What the exercise asks
Output all entries exactly as they appear and skip the pictures.

Exercise input
********

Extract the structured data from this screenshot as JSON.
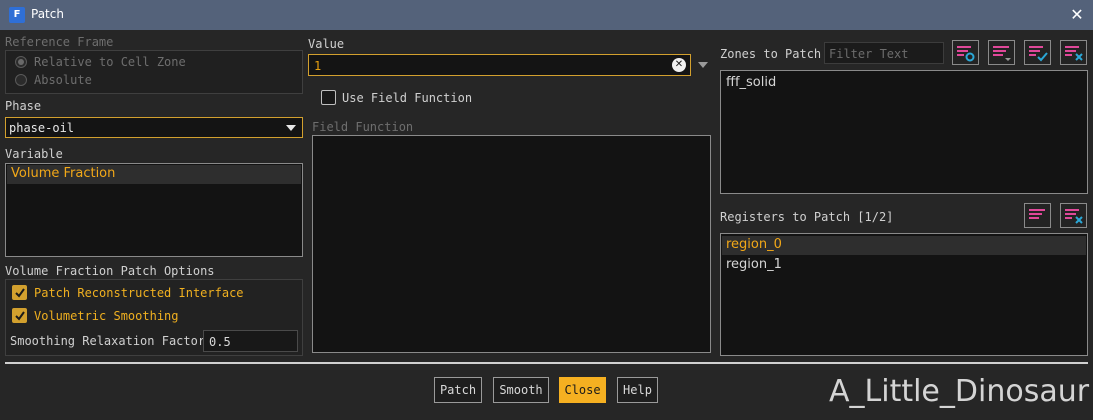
{
  "window": {
    "title": "Patch",
    "app_icon_letter": "F",
    "close_glyph": "✕"
  },
  "reference_frame": {
    "label": "Reference Frame",
    "options": [
      {
        "label": "Relative to Cell Zone",
        "selected": true
      },
      {
        "label": "Absolute",
        "selected": false
      }
    ]
  },
  "phase": {
    "label": "Phase",
    "value": "phase-oil"
  },
  "variable": {
    "label": "Variable",
    "items": [
      "Volume Fraction"
    ],
    "selected": "Volume Fraction"
  },
  "vf_options": {
    "label": "Volume Fraction Patch Options",
    "patch_reconstructed": {
      "label": "Patch Reconstructed Interface",
      "checked": true
    },
    "volumetric_smoothing": {
      "label": "Volumetric Smoothing",
      "checked": true
    },
    "relaxation": {
      "label": "Smoothing Relaxation Factor",
      "value": "0.5"
    }
  },
  "value": {
    "label": "Value",
    "value": "1"
  },
  "field_function": {
    "use_label": "Use Field Function",
    "checked": false,
    "label": "Field Function"
  },
  "zones": {
    "label": "Zones to Patch",
    "filter_placeholder": "Filter Text",
    "items": [
      "fff_solid"
    ]
  },
  "registers": {
    "label": "Registers to Patch [1/2]",
    "items": [
      "region_0",
      "region_1"
    ],
    "selected": "region_0"
  },
  "buttons": {
    "patch": "Patch",
    "smooth": "Smooth",
    "close": "Close",
    "help": "Help"
  },
  "watermark": "A_Little_Dinosaur",
  "colors": {
    "accent": "#f5b021",
    "title_bar": "#54627a",
    "background": "#262626",
    "icon_pink": "#e0489a",
    "icon_teal": "#2aa7d6"
  }
}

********

Written answer
Extract the structured data from this screenshot as JSON.
{
  "window": {
    "title": "Patch",
    "app_icon_letter": "F",
    "close_glyph": "✕"
  },
  "reference_frame": {
    "label": "Reference Frame",
    "options": [
      {
        "label": "Relative to Cell Zone",
        "selected": true
      },
      {
        "label": "Absolute",
        "selected": false
      }
    ]
  },
  "phase": {
    "label": "Phase",
    "value": "phase-oil"
  },
  "variable": {
    "label": "Variable",
    "items": [
      "Volume Fraction"
    ],
    "selected": "Volume Fraction"
  },
  "vf_options": {
    "label": "Volume Fraction Patch Options",
    "patch_reconstructed": {
      "label": "Patch Reconstructed Interface",
      "checked": true
    },
    "volumetric_smoothing": {
      "label": "Volumetric Smoothing",
      "checked": true
    },
    "relaxation": {
      "label": "Smoothing Relaxation Factor",
      "value": "0.5"
    }
  },
  "value": {
    "label": "Value",
    "value": "1"
  },
  "field_function": {
    "use_label": "Use Field Function",
    "checked": false,
    "label": "Field Function"
  },
  "zones": {
    "label": "Zones to Patch",
    "filter_placeholder": "Filter Text",
    "items": [
      "fff_solid"
    ]
  },
  "registers": {
    "label": "Registers to Patch [1/2]",
    "items": [
      "region_0",
      "region_1"
    ],
    "selected": "region_0"
  },
  "buttons": {
    "patch": "Patch",
    "smooth": "Smooth",
    "close": "Close",
    "help": "Help"
  },
  "watermark": "A_Little_Dinosaur",
  "colors": {
    "accent": "#f5b021",
    "title_bar": "#54627a",
    "background": "#262626",
    "icon_pink": "#e0489a",
    "icon_teal": "#2aa7d6"
  }
}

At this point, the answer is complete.